START SOURCE DATA

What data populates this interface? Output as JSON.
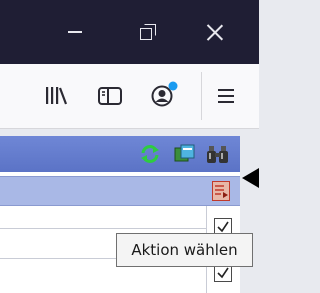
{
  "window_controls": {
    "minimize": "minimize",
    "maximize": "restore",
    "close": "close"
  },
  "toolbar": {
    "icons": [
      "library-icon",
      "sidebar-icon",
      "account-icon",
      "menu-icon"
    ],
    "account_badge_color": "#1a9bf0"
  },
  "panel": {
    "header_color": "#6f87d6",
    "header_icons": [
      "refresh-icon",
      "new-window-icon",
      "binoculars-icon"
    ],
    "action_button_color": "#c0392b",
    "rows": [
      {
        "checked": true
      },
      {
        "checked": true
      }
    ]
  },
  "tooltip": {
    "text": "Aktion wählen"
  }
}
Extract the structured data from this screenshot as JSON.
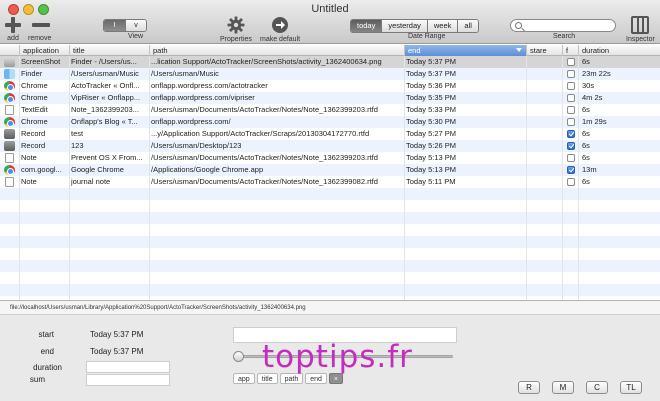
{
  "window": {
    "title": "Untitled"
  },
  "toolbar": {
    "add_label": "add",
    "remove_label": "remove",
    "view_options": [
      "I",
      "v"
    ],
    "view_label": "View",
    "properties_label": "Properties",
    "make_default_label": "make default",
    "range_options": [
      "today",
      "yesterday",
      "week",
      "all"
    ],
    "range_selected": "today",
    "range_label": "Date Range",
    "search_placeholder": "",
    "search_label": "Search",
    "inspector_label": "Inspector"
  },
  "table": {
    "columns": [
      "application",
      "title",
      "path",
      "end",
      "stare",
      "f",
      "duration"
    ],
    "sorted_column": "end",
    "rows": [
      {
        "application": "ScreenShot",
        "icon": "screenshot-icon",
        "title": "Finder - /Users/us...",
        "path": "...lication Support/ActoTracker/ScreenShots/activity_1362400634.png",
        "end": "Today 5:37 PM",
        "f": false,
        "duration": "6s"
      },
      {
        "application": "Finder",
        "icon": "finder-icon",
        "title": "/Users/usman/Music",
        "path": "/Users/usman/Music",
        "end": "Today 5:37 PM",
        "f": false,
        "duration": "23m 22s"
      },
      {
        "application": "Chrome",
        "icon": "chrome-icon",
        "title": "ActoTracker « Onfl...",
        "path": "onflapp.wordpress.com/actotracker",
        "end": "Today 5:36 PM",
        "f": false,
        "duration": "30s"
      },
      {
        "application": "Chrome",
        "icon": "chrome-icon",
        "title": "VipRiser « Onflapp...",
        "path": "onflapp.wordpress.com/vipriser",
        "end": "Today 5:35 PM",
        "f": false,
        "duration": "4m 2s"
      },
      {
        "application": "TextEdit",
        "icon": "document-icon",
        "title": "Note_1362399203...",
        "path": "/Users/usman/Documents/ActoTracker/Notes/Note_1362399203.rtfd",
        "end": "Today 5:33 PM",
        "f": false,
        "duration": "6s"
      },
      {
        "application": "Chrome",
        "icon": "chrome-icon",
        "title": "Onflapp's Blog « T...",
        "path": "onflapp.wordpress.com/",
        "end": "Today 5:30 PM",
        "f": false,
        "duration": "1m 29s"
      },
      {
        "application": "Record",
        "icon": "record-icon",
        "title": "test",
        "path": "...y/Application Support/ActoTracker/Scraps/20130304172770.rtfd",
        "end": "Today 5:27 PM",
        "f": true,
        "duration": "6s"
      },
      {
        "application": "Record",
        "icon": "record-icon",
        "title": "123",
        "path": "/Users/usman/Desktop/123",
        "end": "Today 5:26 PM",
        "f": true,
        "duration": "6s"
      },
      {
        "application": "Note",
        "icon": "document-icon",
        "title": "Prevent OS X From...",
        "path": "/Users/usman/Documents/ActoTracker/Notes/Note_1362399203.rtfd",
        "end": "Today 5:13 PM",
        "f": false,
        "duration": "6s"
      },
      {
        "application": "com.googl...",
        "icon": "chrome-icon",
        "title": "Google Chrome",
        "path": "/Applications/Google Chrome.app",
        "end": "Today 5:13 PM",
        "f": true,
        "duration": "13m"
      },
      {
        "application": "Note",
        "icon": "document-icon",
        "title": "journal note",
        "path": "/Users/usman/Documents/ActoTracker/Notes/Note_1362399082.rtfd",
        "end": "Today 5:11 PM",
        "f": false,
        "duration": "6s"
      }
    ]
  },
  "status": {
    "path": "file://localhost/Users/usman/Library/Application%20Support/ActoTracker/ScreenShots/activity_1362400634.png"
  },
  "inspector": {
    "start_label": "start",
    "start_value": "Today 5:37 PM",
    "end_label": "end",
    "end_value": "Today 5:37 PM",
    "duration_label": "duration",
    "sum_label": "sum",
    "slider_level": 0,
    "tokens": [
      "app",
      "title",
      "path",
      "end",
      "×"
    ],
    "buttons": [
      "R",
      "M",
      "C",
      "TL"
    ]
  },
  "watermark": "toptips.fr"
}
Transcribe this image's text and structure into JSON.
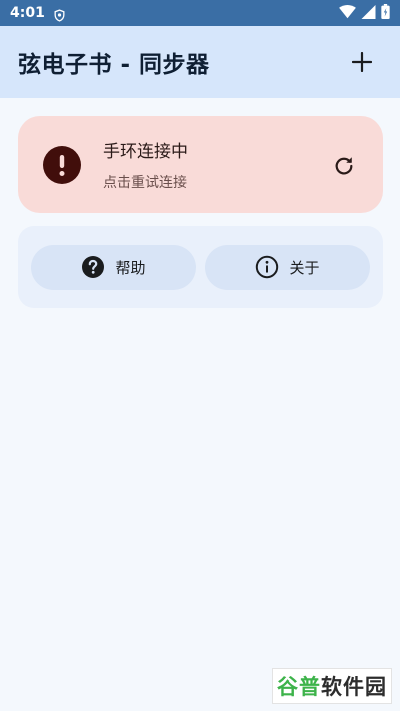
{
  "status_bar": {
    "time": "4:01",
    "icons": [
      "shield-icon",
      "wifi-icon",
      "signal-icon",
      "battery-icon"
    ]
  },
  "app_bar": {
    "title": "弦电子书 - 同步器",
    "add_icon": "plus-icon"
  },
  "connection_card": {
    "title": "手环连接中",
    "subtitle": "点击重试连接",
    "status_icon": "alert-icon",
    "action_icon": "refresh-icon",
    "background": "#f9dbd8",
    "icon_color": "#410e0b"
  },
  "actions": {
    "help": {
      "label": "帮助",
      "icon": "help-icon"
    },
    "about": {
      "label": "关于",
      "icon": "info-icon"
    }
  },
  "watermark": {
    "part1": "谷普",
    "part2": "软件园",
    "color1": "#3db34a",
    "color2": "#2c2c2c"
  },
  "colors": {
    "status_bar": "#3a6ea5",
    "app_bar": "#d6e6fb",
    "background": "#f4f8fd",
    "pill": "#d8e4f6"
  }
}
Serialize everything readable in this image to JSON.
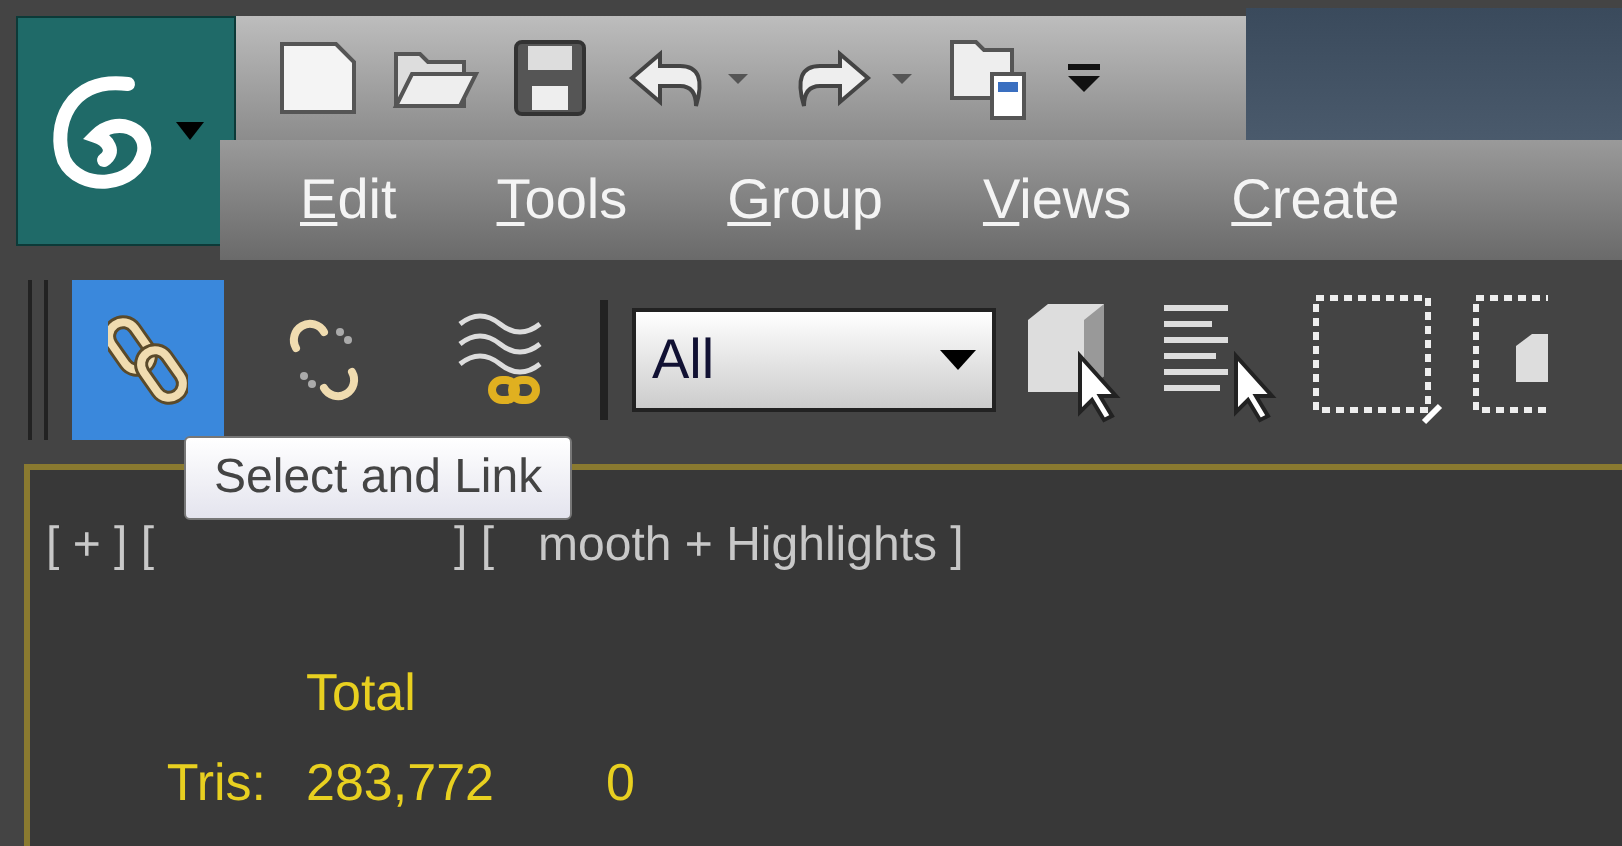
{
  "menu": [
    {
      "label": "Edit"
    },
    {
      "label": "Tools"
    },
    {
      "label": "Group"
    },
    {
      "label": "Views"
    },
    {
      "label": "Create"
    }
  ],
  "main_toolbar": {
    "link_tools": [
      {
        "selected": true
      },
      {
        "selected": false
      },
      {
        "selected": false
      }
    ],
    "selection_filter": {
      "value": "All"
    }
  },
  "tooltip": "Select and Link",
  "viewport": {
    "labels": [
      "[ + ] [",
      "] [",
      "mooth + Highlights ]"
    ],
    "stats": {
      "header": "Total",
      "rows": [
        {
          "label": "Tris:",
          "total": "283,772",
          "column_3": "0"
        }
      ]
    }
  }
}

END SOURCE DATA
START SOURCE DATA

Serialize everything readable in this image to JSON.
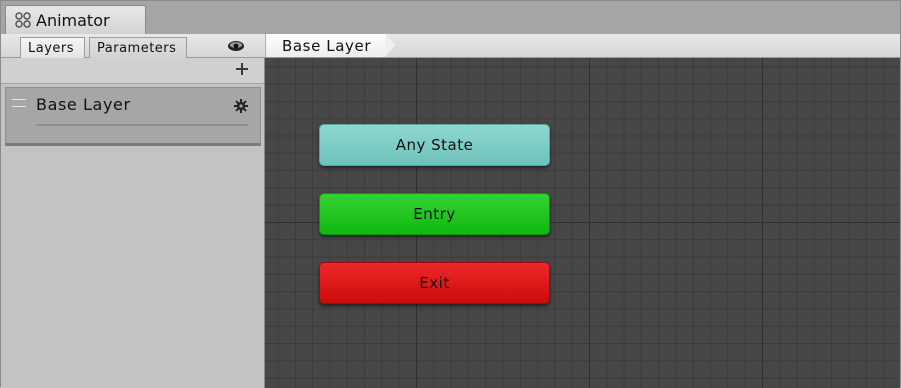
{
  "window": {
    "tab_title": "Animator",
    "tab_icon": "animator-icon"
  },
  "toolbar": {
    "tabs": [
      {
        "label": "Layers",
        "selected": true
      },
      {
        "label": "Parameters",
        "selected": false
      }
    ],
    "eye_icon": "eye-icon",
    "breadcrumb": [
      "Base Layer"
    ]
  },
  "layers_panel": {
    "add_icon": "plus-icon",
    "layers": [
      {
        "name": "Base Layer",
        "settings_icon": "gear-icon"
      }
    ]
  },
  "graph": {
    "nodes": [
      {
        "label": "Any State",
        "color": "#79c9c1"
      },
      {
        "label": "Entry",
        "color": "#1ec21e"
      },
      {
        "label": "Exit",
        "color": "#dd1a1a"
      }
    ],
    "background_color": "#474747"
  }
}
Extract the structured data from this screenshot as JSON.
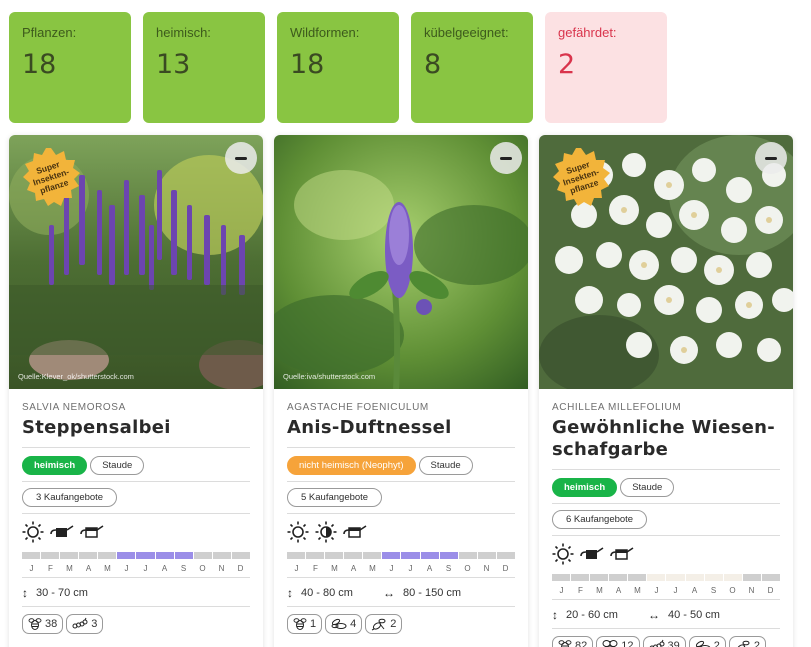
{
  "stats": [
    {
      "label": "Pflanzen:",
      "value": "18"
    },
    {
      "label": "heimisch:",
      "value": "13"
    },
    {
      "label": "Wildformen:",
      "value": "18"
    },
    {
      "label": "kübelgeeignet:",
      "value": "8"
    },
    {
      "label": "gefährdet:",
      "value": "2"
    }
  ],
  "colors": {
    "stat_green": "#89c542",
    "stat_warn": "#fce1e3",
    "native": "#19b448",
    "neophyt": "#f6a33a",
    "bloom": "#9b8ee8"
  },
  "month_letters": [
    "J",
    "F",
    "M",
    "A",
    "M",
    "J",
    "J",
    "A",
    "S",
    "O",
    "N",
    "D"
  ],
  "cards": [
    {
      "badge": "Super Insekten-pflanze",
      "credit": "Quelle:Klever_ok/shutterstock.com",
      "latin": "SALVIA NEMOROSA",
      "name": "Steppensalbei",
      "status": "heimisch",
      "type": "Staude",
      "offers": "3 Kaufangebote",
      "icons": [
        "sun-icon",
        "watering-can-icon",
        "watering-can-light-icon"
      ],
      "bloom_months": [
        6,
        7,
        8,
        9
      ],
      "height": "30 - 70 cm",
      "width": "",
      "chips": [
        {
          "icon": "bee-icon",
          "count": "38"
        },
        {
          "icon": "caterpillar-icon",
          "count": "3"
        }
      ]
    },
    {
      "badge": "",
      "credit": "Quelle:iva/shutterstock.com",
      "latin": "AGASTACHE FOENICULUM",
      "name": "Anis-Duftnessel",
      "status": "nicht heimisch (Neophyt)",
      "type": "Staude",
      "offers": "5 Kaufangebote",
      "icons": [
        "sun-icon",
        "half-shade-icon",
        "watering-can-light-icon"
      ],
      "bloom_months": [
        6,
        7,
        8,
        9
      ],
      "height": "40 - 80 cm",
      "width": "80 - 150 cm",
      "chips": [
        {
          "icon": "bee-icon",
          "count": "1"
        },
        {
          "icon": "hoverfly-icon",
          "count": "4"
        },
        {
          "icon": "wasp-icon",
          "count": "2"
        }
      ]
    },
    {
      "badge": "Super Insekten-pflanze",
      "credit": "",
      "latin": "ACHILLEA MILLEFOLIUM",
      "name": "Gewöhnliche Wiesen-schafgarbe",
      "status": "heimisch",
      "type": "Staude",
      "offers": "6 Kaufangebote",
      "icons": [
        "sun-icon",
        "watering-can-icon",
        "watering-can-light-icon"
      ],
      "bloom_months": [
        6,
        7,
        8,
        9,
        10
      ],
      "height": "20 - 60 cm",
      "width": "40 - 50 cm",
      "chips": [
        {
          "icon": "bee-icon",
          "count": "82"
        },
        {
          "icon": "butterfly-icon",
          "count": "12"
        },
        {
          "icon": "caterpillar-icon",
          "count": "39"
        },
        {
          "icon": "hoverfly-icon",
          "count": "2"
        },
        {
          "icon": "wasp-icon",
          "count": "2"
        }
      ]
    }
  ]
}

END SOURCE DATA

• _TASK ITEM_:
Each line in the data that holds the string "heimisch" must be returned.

• _EXPECTED OUTPUT_:
      "label": "heimisch:",
      "status": "heimisch",
      "status": "nicht heimisch (Neophyt)",
      "status": "heimisch",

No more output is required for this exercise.